Assignment ::
Keep the pictures out. Copy every line of the listing exactly.

Supplied records ::
+ + + +

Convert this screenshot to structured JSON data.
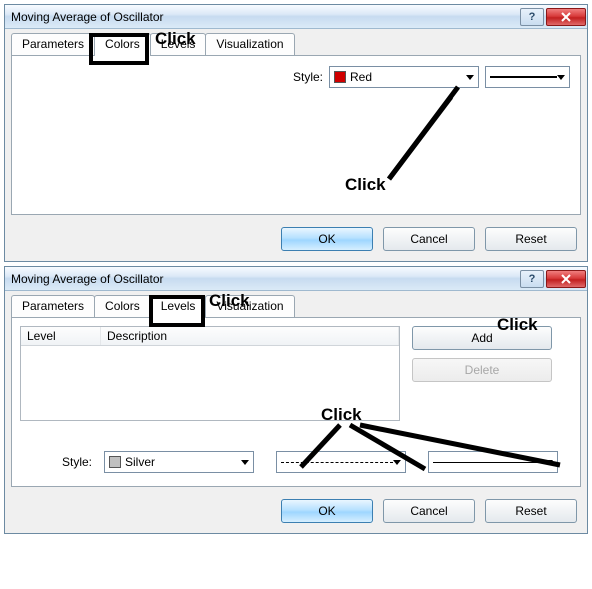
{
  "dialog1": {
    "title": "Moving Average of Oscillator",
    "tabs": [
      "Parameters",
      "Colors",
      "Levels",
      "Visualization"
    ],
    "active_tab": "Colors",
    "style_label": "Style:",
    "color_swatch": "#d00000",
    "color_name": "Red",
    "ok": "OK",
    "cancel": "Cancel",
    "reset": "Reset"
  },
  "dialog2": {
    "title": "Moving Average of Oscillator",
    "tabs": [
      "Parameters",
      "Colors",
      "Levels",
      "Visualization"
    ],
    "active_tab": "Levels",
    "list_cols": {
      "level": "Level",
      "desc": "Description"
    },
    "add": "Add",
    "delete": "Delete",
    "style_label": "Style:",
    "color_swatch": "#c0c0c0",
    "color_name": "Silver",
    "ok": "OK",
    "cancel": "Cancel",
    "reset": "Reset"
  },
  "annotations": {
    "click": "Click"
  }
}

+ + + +

Response below ::
Convert this screenshot to structured JSON data.
{
  "dialog1": {
    "title": "Moving Average of Oscillator",
    "tabs": [
      "Parameters",
      "Colors",
      "Levels",
      "Visualization"
    ],
    "active_tab": "Colors",
    "style_label": "Style:",
    "color_swatch": "#d00000",
    "color_name": "Red",
    "ok": "OK",
    "cancel": "Cancel",
    "reset": "Reset"
  },
  "dialog2": {
    "title": "Moving Average of Oscillator",
    "tabs": [
      "Parameters",
      "Colors",
      "Levels",
      "Visualization"
    ],
    "active_tab": "Levels",
    "list_cols": {
      "level": "Level",
      "desc": "Description"
    },
    "add": "Add",
    "delete": "Delete",
    "style_label": "Style:",
    "color_swatch": "#c0c0c0",
    "color_name": "Silver",
    "ok": "OK",
    "cancel": "Cancel",
    "reset": "Reset"
  },
  "annotations": {
    "click": "Click"
  }
}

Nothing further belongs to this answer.